The Central Pollution Control Board has asked the India Meteorological Department to develop an early warning system to predict deterioration of air quality in the National Capital Region, the Hindustan Times reported on Monday.

“If we get some prior intimation of what’s coming in from across the borders, we can take necessary precautions,” CPCB’s Member Secretary A Sudhakar was quoted as saying. A dust storm in West Asia is believed to have contributed the most to the smog that enveloped the National Capital Region earlier this month, a Centre-run agency had said in a report last week.

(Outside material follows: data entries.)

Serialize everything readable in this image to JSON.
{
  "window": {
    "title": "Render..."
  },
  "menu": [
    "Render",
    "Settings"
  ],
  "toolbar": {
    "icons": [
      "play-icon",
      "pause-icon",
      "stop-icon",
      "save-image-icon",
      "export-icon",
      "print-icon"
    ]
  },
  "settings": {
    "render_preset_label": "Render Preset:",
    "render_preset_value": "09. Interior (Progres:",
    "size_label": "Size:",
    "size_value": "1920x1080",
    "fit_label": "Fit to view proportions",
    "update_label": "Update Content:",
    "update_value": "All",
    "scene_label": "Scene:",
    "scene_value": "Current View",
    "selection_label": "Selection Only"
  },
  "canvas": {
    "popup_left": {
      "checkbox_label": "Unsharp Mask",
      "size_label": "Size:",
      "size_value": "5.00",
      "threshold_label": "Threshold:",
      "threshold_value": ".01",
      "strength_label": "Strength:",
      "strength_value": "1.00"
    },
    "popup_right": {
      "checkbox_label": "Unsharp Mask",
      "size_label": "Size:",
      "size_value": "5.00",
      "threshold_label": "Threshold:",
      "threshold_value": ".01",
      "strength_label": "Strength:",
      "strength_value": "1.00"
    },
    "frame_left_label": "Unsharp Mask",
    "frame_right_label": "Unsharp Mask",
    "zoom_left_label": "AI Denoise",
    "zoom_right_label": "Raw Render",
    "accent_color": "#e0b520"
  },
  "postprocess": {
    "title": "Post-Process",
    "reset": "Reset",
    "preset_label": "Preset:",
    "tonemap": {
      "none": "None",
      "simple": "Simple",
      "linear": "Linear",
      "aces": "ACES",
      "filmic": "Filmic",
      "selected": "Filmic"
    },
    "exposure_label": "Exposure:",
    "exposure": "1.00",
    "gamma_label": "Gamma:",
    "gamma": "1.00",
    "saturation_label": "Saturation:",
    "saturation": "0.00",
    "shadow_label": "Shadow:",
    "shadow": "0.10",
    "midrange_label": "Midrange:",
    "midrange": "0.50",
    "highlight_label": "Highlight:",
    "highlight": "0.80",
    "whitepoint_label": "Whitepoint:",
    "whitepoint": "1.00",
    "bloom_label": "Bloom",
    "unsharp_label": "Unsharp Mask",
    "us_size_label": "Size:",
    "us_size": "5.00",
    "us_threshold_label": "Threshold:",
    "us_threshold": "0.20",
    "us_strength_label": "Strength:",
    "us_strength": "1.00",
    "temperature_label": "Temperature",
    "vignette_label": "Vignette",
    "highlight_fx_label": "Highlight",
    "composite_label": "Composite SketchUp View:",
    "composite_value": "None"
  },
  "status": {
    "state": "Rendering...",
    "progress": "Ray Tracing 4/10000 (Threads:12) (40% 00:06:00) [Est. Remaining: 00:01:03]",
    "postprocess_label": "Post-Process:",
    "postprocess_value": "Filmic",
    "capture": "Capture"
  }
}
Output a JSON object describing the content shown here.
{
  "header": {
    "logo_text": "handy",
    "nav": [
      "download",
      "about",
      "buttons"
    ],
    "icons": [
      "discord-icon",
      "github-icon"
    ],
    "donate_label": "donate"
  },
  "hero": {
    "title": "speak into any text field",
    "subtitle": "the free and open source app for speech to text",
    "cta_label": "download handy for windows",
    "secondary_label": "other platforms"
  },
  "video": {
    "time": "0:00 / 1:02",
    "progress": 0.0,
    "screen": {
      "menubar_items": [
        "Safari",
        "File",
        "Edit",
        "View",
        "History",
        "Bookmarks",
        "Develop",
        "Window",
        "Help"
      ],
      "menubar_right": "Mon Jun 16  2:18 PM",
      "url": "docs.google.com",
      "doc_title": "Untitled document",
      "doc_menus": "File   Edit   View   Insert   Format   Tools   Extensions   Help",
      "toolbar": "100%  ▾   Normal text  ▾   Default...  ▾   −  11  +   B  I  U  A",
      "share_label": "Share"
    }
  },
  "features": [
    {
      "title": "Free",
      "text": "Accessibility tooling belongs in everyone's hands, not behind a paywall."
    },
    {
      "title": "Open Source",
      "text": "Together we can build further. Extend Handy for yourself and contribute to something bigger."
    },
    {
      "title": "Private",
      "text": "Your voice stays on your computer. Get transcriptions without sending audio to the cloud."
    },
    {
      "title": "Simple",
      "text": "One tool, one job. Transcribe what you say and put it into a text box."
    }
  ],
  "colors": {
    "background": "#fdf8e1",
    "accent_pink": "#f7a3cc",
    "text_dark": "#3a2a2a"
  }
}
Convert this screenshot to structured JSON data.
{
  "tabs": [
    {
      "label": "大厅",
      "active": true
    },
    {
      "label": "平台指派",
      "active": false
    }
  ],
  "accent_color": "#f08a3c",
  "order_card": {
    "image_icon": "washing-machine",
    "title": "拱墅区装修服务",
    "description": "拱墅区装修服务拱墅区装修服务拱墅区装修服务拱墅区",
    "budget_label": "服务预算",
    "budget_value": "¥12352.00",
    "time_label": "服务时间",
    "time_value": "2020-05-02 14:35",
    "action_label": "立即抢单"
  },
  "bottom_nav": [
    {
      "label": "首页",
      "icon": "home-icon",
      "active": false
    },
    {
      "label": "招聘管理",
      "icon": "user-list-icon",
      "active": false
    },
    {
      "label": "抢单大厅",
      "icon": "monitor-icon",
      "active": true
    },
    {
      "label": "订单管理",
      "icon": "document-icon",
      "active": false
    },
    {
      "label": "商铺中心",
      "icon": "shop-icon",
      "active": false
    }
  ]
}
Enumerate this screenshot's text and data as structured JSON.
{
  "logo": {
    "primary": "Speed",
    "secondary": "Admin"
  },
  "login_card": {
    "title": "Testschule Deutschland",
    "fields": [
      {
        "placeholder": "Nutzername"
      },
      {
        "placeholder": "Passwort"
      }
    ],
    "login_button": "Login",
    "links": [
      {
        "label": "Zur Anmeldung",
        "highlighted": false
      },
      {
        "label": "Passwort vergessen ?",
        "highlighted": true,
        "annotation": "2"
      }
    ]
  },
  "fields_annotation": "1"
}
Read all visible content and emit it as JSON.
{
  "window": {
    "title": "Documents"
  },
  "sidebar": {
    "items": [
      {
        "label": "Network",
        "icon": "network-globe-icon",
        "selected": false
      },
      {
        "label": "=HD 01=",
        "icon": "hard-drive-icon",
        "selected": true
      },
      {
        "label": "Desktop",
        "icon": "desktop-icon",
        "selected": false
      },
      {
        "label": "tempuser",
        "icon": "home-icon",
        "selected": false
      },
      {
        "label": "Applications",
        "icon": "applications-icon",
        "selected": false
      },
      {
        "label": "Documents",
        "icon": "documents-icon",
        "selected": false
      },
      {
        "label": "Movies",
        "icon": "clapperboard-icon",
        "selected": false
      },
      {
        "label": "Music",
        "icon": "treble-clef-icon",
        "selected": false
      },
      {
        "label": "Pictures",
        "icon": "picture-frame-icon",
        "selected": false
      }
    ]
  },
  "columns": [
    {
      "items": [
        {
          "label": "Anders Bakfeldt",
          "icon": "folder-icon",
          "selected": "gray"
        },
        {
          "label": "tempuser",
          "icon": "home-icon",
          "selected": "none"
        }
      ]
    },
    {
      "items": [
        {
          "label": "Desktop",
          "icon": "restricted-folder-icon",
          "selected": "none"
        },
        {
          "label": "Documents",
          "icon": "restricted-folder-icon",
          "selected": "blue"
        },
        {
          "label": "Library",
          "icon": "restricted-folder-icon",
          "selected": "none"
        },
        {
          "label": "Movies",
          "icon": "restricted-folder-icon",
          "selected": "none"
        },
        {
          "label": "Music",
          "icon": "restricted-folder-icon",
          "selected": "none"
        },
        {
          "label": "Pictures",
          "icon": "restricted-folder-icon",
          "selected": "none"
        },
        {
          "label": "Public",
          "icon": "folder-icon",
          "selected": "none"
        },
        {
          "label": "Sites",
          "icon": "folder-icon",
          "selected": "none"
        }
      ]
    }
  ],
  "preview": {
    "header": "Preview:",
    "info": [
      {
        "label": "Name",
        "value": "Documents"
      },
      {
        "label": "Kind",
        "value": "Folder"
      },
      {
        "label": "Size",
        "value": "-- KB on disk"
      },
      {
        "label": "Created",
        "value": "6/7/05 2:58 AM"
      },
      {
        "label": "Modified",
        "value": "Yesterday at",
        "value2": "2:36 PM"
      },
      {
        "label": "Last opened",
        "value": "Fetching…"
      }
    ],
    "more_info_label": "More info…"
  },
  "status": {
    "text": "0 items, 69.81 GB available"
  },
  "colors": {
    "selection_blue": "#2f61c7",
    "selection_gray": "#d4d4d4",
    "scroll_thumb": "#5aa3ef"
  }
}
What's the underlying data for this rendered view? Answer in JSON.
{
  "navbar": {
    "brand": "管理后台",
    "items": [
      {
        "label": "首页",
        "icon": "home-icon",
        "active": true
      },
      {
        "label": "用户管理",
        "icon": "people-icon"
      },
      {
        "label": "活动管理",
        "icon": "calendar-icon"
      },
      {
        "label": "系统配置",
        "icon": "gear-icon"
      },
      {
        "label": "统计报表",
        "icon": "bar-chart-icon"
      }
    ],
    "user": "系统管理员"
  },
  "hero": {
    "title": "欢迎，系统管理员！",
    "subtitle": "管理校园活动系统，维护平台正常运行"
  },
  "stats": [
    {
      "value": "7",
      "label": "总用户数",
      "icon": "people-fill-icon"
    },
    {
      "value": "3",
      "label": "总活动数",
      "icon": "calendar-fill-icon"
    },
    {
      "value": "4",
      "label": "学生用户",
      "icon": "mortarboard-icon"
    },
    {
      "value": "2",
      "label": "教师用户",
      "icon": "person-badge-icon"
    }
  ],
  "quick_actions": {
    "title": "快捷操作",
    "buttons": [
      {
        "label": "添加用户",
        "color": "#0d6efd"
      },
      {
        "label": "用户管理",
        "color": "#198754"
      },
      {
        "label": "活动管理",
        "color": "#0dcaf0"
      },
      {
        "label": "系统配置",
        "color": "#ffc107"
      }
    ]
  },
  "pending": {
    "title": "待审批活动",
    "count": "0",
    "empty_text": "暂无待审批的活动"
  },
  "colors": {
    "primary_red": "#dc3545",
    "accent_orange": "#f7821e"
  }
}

The CPCB does not have a system to monitor such dust storms or tropical cyclones and their impact on Delhi, D Saha, who heads the pollution control body’s air quality laboratory, told the Hindustan Times.

Dust storms in West Asia take three to four days to hit Delhi, and a warning system could be of help in controlling their impact, officials said.

Delhi and several parts of North India have been covered in a toxic smog since November 7, leaving the governments of the National Capital Region scrambling to bring in measures in the eleventh hour to bring down pollution levels. Though pollution has reduced in the past week, air quality levels are still “very poor”.